If you have hyperparathyroidism, it means that one or more of the parathyroid glands are overactive, resulting in the overproduction of the parathyroid hormone (PTH). Parathyroid hormones in excess can lead to an increase in the calcium levels in the blood (hypercalcemia). A high calcium level can lead to various health problems, which include:
- Weakened bones: Loss of calcium from the bones in the blood result in the weakening of the bone.
- Kidney stones: The small intestine may take up more calcium from the diet, adding to high levels of calcium in the blood. Extra calcium is transported to the kidney resulting in kidney stones.
- Heart disease
- High blood pressure
- Trouble concentrating
- Reduced kidney function, affecting its ability to filter
What are parathyroid glands?
The parathyroid glands are four pea-sized glands located in the neck near the thyroid gland. They produce parathyroid hormone, which helps to control the calcium and phosphorous levels in the body. They are located on the outside borders of the thyroid glands.
The parathyroid glands raise blood calcium levels by:
- Causing bone to release calcium in the blood
- Aiding the intestines to absorb calcium from the diet
- Helping the kidneys to store calcium and return it to the blood instead of excreting it in the urine
What causes hyperparathyroidism?
Primary hyperparathyroidism is a type of hyperparathyroidism that starts in at least one of the parathyroid glands. It occurs due to one of the following reasons:
Secondary hyperparathyroidism is a type of hyperparathyroidism that occurs due to low calcium levels in the blood, triggered by certain medical conditions. Secondary hyperparathyroidism may occur due to:
- Low calcium levels in the blood due to chronic kidney disease or some other conditions
- Low levels of Vitamin D that balances the amount of calcium in the blood
- Paraneoplastic syndrome (an accompanying disease because of cancers of other organs) may also be present with elevated PTH levels.
About 100,000 people in the United States develop hyperparathyroidism each year. Women are more commonly affected than men and the risk increases with age.
What are the symptoms of hyperparathyroidism?
Hyperparathyroidism does not manifest any symptoms in the majority of the patients. However, in some, hyperparathyroidism may exhibit the following symptoms:
- Joint pain
- Muscle weakness
- Trouble concentrating
- Loss of appetite
- Increased need for sleep
In severe cases of hyperparathyroidism, the patient may experience:
- Nausea and vomiting
- Increased thirst and need to urinate
- Pain on one side of the lower abdomen
- Kidney failure symptoms
How is hyperparathyroidism diagnosed?
The physician may order blood tests to check the level of calcium and PTH in the blood. After diagnosis, the physician may conduct the following tests to assess the complications:

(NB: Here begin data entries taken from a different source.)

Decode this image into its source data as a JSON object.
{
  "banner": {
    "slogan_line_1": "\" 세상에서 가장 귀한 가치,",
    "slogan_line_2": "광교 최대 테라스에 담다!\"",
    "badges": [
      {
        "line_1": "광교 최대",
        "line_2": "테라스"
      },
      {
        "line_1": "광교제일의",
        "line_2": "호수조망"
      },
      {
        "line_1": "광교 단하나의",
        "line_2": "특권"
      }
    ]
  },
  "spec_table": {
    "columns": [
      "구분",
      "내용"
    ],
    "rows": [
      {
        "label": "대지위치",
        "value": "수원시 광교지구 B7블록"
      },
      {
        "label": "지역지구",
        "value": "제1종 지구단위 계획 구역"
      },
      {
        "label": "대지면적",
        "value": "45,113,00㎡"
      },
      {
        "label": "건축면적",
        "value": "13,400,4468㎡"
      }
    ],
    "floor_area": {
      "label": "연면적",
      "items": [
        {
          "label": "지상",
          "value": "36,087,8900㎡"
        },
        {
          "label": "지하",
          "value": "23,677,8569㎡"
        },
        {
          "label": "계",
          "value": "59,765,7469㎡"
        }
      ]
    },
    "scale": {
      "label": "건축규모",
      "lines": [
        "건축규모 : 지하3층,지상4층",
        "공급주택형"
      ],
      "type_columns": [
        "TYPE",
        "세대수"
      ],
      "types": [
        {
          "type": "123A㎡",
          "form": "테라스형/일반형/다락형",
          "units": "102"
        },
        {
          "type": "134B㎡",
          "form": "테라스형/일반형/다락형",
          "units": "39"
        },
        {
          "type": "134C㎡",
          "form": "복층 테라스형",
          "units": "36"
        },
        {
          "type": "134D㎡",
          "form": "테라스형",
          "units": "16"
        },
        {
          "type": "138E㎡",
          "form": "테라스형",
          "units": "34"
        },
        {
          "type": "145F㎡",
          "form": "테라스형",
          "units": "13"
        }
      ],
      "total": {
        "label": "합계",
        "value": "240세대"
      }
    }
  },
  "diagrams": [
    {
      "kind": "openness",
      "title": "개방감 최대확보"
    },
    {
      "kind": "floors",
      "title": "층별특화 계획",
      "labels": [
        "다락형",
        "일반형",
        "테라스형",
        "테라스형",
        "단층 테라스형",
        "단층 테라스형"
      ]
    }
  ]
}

- Bone densitometry: It uses a small dose of ionizing radiation to look for reduced bone mineral density.
- Kidney ultrasound: It may be useful to check for kidney stones.

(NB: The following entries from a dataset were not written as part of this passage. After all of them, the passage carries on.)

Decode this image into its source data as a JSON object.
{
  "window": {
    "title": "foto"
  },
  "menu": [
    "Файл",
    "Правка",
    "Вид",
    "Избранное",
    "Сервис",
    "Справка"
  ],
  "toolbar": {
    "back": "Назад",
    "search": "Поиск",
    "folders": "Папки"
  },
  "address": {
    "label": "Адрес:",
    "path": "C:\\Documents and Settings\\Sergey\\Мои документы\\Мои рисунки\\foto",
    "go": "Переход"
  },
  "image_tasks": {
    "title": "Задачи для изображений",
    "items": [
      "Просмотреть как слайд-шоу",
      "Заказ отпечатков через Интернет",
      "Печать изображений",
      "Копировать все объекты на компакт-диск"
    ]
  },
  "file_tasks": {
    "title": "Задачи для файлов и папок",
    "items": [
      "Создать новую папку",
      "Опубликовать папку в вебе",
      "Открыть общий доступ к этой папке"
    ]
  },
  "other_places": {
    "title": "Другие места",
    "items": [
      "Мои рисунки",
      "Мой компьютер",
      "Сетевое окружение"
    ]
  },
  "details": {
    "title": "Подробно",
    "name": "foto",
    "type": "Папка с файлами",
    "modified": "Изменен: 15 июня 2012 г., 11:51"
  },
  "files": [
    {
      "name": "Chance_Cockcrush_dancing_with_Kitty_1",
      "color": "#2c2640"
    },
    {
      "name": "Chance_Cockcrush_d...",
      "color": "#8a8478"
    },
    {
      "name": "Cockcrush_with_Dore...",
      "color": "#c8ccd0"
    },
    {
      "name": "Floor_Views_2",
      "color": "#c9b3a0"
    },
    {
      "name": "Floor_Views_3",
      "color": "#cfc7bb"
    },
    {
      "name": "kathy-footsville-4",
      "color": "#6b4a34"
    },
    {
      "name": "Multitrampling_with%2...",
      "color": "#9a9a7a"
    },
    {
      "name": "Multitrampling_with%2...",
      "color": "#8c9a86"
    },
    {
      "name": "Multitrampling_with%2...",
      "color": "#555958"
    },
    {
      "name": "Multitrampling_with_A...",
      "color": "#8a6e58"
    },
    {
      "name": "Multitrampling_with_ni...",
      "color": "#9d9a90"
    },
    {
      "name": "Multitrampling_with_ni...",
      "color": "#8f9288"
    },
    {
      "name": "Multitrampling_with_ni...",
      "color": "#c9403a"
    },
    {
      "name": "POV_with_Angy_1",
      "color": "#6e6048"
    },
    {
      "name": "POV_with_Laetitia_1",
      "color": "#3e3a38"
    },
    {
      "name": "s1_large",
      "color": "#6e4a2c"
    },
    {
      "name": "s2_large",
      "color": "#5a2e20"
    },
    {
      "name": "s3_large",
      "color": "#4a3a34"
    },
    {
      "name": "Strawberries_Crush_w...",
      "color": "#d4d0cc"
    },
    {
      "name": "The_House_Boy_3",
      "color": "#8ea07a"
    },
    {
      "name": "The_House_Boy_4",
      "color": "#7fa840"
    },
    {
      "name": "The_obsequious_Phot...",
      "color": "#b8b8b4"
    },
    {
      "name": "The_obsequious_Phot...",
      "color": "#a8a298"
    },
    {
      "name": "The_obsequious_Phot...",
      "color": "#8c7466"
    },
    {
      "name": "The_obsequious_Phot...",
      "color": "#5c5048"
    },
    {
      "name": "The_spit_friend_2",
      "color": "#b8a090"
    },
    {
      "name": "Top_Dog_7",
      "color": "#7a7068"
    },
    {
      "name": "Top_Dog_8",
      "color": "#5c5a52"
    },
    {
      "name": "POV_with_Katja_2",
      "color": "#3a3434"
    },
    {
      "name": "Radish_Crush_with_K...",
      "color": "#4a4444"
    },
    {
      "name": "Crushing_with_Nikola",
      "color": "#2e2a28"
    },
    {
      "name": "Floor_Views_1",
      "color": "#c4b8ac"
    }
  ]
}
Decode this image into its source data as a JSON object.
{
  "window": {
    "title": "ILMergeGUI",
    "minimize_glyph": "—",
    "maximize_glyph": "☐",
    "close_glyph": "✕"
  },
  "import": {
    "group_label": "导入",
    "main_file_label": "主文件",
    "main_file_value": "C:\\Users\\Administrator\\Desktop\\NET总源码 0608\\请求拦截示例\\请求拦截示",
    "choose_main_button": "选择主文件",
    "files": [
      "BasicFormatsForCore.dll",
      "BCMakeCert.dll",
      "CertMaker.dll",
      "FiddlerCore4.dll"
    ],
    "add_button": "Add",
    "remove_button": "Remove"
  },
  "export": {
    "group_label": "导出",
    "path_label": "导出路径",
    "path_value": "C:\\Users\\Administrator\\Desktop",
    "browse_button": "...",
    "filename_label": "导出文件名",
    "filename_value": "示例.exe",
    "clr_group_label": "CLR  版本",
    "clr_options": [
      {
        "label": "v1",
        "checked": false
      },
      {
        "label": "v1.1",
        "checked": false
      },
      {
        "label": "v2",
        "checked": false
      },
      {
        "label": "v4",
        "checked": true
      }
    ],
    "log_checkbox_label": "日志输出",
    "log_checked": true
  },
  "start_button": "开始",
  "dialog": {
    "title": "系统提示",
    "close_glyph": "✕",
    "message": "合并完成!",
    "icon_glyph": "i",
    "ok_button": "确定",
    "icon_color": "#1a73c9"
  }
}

- Imaging tests, such as MRI or CT scan, may be helpful to check for broken bones
- 25-hydroxy-vitamin D blood test to assess the level of Vitamin D
How is hyperparathyroidism treated?
Treatment options include:
- Surgery: It involves removal of the either one or more overactive glands.
- Medication: Cinacalcet is approved for the treatment of primary as well as secondary hyperparathyroidism.
- Dietary supplements: Calcium and Vitamin D supplements need to be consumed lifelong.
- Identify and treat the cancer-causing paraneoplastic syndrome, if any.
- Regular monitoring involves physical examination from time to time, blood tests, and bone density measurements.